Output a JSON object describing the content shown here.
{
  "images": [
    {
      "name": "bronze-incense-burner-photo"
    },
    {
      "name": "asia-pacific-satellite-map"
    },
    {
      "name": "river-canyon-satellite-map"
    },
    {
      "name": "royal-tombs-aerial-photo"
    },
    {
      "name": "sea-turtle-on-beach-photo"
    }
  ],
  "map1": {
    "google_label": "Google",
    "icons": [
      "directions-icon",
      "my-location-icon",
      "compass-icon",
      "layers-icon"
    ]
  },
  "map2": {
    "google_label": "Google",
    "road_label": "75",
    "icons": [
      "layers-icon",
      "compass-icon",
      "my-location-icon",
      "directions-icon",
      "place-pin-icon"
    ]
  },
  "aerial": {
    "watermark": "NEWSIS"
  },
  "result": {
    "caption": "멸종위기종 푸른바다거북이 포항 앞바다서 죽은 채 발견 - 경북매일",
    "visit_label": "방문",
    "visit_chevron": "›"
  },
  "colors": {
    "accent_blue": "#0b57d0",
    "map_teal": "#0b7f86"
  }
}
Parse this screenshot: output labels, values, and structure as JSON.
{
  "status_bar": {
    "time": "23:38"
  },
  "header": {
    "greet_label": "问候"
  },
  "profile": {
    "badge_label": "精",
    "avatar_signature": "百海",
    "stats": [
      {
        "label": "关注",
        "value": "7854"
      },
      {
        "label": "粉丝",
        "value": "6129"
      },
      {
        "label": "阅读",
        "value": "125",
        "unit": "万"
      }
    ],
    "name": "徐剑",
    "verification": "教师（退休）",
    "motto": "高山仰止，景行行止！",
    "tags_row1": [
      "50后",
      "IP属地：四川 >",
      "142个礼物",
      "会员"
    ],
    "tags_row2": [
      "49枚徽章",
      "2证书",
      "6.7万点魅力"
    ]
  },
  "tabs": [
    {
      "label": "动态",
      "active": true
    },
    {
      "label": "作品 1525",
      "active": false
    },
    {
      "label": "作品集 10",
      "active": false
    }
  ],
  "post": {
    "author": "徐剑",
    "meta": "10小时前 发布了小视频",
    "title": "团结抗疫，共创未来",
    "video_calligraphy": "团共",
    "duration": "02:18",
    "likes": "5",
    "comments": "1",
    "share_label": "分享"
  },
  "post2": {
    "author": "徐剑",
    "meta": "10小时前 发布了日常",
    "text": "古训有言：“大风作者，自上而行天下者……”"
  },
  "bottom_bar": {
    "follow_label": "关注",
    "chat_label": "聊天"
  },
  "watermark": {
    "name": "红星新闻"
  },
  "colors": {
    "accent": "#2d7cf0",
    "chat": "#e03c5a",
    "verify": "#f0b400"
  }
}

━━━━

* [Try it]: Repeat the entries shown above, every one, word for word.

* [Result for this exercise]:
Output a JSON object describing the content shown here.
{
  "images": [
    {
      "name": "bronze-incense-burner-photo"
    },
    {
      "name": "asia-pacific-satellite-map"
    },
    {
      "name": "river-canyon-satellite-map"
    },
    {
      "name": "royal-tombs-aerial-photo"
    },
    {
      "name": "sea-turtle-on-beach-photo"
    }
  ],
  "map1": {
    "google_label": "Google",
    "icons": [
      "directions-icon",
      "my-location-icon",
      "compass-icon",
      "layers-icon"
    ]
  },
  "map2": {
    "google_label": "Google",
    "road_label": "75",
    "icons": [
      "layers-icon",
      "compass-icon",
      "my-location-icon",
      "directions-icon",
      "place-pin-icon"
    ]
  },
  "aerial": {
    "watermark": "NEWSIS"
  },
  "result": {
    "caption": "멸종위기종 푸른바다거북이 포항 앞바다서 죽은 채 발견 - 경북매일",
    "visit_label": "방문",
    "visit_chevron": "›"
  },
  "colors": {
    "accent_blue": "#0b57d0",
    "map_teal": "#0b7f86"
  }
}
Parse this screenshot: output labels, values, and structure as JSON.
{
  "status_bar": {
    "time": "23:38"
  },
  "header": {
    "greet_label": "问候"
  },
  "profile": {
    "badge_label": "精",
    "avatar_signature": "百海",
    "stats": [
      {
        "label": "关注",
        "value": "7854"
      },
      {
        "label": "粉丝",
        "value": "6129"
      },
      {
        "label": "阅读",
        "value": "125",
        "unit": "万"
      }
    ],
    "name": "徐剑",
    "verification": "教师（退休）",
    "motto": "高山仰止，景行行止！",
    "tags_row1": [
      "50后",
      "IP属地：四川 >",
      "142个礼物",
      "会员"
    ],
    "tags_row2": [
      "49枚徽章",
      "2证书",
      "6.7万点魅力"
    ]
  },
  "tabs": [
    {
      "label": "动态",
      "active": true
    },
    {
      "label": "作品 1525",
      "active": false
    },
    {
      "label": "作品集 10",
      "active": false
    }
  ],
  "post": {
    "author": "徐剑",
    "meta": "10小时前 发布了小视频",
    "title": "团结抗疫，共创未来",
    "video_calligraphy": "团共",
    "duration": "02:18",
    "likes": "5",
    "comments": "1",
    "share_label": "分享"
  },
  "post2": {
    "author": "徐剑",
    "meta": "10小时前 发布了日常",
    "text": "古训有言：“大风作者，自上而行天下者……”"
  },
  "bottom_bar": {
    "follow_label": "关注",
    "chat_label": "聊天"
  },
  "watermark": {
    "name": "红星新闻"
  },
  "colors": {
    "accent": "#2d7cf0",
    "chat": "#e03c5a",
    "verify": "#f0b400"
  }
}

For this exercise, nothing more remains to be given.